YESTERDAY’S scorching heat and howling winds gave Griffith a taste of what to expect this summer.
Locals sweltered through the hottest October day in six years, with the mercury hitting 36 degrees.
The danger of a catastrophic bushfire had all three emergency services on ready alert.
The Rural Fire Service (RFS) issued a severe fire danger warning and enforced a total fire ban due to the hot, dry and windy conditions.
NSW RFS commissioner Shane Fitzsimmons said if a fire had broken out under yesterday’s conditions he would have issued the directive to evacuate homes.
“These are dangerous times and it’s critical you understand the risk and make your final preparations now, do not leave it until the last minute,” Commissioner Fitzsimmons said.
“Under these conditions, any fire that starts and takes hold will spread quickly and may threaten homes and lives without warning.”
The NSW police force was on the hunt for any opportunistic firebugs who thought they would capitalise on the extreme conditions.
During last year’s bushfire season, legal action was taken against 87 people in NSW for bushfire-related offences and 55 of those were juveniles.

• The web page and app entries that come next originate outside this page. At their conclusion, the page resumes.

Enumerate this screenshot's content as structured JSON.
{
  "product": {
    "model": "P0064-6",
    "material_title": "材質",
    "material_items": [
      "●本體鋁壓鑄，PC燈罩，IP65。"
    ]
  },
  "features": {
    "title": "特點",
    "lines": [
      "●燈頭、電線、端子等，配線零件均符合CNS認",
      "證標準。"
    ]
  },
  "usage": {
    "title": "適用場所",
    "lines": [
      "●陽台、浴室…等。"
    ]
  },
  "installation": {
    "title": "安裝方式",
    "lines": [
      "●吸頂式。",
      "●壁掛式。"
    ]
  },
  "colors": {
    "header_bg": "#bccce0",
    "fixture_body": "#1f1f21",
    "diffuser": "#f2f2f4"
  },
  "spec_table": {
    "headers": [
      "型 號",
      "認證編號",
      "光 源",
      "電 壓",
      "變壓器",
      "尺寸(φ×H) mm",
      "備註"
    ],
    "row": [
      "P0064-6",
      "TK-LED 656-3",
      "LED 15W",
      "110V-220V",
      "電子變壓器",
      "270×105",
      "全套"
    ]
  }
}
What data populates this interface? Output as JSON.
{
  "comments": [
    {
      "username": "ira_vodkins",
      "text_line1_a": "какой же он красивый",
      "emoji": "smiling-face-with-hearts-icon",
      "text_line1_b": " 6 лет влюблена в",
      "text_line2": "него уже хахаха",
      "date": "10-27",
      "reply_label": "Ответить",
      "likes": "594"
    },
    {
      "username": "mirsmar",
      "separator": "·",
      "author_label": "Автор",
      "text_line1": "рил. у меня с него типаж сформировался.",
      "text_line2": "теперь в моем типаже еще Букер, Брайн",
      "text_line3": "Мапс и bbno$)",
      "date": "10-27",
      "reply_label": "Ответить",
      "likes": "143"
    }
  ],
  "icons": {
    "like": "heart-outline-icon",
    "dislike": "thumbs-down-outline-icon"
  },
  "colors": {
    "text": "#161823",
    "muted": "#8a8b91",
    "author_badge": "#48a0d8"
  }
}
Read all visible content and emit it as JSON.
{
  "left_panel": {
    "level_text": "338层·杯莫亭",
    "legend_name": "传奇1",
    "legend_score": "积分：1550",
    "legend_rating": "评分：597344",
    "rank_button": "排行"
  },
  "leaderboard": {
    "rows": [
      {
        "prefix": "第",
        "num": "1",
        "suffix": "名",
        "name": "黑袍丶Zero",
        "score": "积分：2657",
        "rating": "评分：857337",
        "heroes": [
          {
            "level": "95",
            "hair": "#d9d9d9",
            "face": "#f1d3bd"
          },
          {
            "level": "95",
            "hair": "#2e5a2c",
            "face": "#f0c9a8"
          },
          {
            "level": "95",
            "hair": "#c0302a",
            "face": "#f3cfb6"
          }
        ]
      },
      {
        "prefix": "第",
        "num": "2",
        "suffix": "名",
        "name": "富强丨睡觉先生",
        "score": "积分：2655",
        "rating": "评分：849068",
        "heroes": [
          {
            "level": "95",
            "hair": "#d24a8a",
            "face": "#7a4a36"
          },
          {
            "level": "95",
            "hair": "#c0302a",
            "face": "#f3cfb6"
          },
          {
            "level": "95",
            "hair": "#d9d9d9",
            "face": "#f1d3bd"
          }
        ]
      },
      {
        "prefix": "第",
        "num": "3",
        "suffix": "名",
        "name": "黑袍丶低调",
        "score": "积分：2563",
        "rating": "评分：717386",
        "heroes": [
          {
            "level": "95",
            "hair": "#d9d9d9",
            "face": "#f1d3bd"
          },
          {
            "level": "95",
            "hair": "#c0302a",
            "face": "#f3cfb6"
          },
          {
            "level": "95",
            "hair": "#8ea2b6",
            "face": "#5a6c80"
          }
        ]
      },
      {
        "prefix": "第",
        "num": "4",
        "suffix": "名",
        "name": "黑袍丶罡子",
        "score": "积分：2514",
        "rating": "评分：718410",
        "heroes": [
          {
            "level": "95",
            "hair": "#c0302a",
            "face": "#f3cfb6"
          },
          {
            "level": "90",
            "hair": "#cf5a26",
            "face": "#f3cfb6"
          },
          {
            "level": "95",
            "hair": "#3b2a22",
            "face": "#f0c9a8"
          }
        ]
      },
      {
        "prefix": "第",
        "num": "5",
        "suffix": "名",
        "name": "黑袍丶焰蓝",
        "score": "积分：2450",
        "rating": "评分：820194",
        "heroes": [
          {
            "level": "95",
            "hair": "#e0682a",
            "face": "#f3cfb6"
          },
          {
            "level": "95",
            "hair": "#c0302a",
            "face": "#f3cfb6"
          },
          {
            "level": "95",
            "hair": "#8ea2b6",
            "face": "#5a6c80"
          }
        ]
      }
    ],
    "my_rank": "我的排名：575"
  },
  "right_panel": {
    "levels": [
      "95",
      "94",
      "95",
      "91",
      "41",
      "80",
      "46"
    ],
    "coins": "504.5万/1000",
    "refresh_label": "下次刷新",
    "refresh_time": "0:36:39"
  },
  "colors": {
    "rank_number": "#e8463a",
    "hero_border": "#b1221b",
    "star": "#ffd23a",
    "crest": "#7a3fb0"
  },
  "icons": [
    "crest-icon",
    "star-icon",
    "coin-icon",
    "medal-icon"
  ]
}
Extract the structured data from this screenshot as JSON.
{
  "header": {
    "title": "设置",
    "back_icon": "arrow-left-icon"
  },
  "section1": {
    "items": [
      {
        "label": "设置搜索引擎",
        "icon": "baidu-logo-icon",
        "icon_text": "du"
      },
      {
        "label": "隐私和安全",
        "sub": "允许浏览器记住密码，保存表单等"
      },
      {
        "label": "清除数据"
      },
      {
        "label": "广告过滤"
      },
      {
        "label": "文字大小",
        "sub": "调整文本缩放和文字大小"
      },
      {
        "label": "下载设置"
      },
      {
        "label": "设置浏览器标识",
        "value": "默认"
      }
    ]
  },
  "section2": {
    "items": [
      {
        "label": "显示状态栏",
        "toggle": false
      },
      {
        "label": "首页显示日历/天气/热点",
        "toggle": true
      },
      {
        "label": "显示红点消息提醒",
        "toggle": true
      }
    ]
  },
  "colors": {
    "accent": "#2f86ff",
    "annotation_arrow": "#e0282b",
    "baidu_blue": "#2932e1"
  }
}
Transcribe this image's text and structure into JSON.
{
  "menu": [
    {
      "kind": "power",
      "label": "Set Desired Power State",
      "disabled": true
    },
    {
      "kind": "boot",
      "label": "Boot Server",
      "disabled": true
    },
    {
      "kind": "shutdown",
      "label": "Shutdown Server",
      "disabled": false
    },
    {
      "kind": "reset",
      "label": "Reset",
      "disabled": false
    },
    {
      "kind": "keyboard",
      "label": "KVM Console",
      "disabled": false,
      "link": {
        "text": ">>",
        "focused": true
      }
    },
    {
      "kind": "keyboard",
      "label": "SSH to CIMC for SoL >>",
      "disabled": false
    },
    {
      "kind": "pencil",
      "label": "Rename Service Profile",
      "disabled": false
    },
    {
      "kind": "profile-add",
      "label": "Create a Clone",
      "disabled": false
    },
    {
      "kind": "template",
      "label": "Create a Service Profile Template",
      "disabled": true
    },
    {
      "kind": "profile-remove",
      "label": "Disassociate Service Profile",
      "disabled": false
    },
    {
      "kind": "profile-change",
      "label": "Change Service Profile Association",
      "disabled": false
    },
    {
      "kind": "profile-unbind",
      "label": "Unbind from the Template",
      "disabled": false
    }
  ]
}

NSW Police Assistant Commissioner Alan Clarke wanted to remind people they could put the heat on arsonists by reporting any suspicious activity.
“The outcomes of bushfires can be catastrophic and reports of deliberately lit bushfires are treated extremely seriously,” Assistant Commissioner Clarke said.
NSW Ambulance reminded the community not to treat the weather conditions lightly as heat can kill.
Paramedics urged the public to stay cool and hydrated to avoid heat stroke.
The weather forecast predicted maximums of 22 and 28 degrees across the weekend, but the hot weather won’t be gone for long.
There was a 70 per cent chance Griffith would experience a hotter than average summer according to the Bureau of Meteorology.